Brainiac On Banjo: The Rodney Dangerfield of Super-Heroes!

I tip-toe down the street, smile at everyone I meet. But suddenly a scream smashes through my dream. Fee fie foe fum, I smell the blood of an asylum. – “How Sweet To Be An Idiot,” written by Neil Innes

I think there are few, if any, major heroic fantasy characters that have received less respect over the past eight decades than Aquaman. Well, this ain’t gonna win me any friends, but to me that makes perfect sense.

This is not to say that the fish man didn’t have a lot of great stories. With artists like Ramona Fradon, Nick Cardy, and Jim Aparo, some swell writers, and an uninterrupted run (more or less) of 82 years, there’s a reason he’s still in the water. But let’s face it: Aquaman was created as just another bland rip-off of the Sub-Mariner, and at that one of many. In fact, Subby’s creator Bill Everett also created two other water-bound heroes, Hydroman and The Fin, as well as a third with the Sub-Mariner spin-off Namora.

Aquaman was no Sub-Mariner. For one thing, he was a nice guy. For another, he talked to fish and ordered them to do his bidding. His enemies were largely lame, and his costume looked like he escaped from an undersea disco.
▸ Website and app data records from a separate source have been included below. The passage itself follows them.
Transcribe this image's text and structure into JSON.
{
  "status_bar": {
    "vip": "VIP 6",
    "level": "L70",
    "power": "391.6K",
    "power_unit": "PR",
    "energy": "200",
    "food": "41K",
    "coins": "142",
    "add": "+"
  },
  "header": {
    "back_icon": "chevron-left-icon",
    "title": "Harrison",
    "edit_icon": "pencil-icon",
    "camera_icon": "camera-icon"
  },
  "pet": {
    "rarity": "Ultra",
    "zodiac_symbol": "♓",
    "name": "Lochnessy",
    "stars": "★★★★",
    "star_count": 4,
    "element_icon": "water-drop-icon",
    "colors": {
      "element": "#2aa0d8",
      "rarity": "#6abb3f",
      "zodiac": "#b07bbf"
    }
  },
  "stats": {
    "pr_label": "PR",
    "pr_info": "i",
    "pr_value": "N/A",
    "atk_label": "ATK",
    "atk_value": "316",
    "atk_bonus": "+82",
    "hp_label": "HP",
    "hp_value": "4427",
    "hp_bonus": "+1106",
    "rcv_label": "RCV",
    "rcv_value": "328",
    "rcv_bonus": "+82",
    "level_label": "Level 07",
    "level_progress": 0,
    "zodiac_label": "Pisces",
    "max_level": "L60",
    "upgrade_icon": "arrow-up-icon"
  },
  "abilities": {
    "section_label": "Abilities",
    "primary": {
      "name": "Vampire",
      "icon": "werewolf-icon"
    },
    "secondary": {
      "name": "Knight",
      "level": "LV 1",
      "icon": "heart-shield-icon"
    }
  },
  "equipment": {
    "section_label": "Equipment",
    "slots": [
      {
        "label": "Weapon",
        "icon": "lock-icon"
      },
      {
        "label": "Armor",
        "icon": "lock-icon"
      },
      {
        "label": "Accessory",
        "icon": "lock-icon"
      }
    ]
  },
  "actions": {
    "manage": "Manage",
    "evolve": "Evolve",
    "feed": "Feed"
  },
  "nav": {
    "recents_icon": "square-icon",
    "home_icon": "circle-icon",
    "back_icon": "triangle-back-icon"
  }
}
For all these efforts, DC’s fishy super-friend has been severely and continuously mocked. Cartoon Network’s Adult Swim created a series of really funny bumpers featuring the guy, and any number of folks have had their photos taken while engaging in deep mockery. Aquaman has been the butt of much teevee humor ever since the Boomers started getting work in the writers’ rooms.

Perhaps Aquaman has received more respect than, say, Ant-Man, but that ain’t saying much.

And then came the latest waive of DC superhero movies, a wave that ends this coming Friday with the release of Aquaman and the Lost Kingdom. Even though he was featured in quite a few recent flicks and most of them covered the range from “bad” to “holy shit why didn’t they write this one off,” Jason Momoa has been — in my opinion — great fun to watch in the role. His first Aquaman solo film was just about as close to a solid superhero yarn as DC got, with the exception of Wonder Woman 1 and The Suicide Squad 2. Momoa is much larger than life, and he plays the part with… dare I say it… gusto.

And right now, days before the Aqua-sequel’s release, Jason has been giving interviews saying he’s unlikely to return as the big golden fish man. This must thrill Warner Bros’ press relations people to no end.

It’s understandable. As I noted, Lost Kingdom is the last of the current plethora of largely lousy DC superhero movies and this new wave, assuming it is allowed to progress beyond Superman: Legacy, wants to wipe the slate clean. Except for Amanda Waller and Peacemaker, thankfully.

However, many of the performers who have been in those movies were terrific in their characters, and there is no reason to banish Momoa — or Gal Godot — from future and hopefully better productions. Sooner or later, they’ll get back to using Aquaman and Wonder Woman and whenever that happens, their replacements are going to enter the DCU as Roger Moore replacements. Except those performers are unlikely to have the name recognition Moore had when he replaced Sean Connery as TuxedoMan.

As I said, Aquaman don’t get no respect. No respect at all. And neither does Momoa, and neither does Godot. When emptying the bassinet, always remember to hold onto the baby.

Looking back at the title of this piece, it occurs to me that Rodney Dangerfield was a super-hero. But that’s a story for another time.

Aquaman and the Lost Kingdom opens in theaters on Friday December 22, 2023.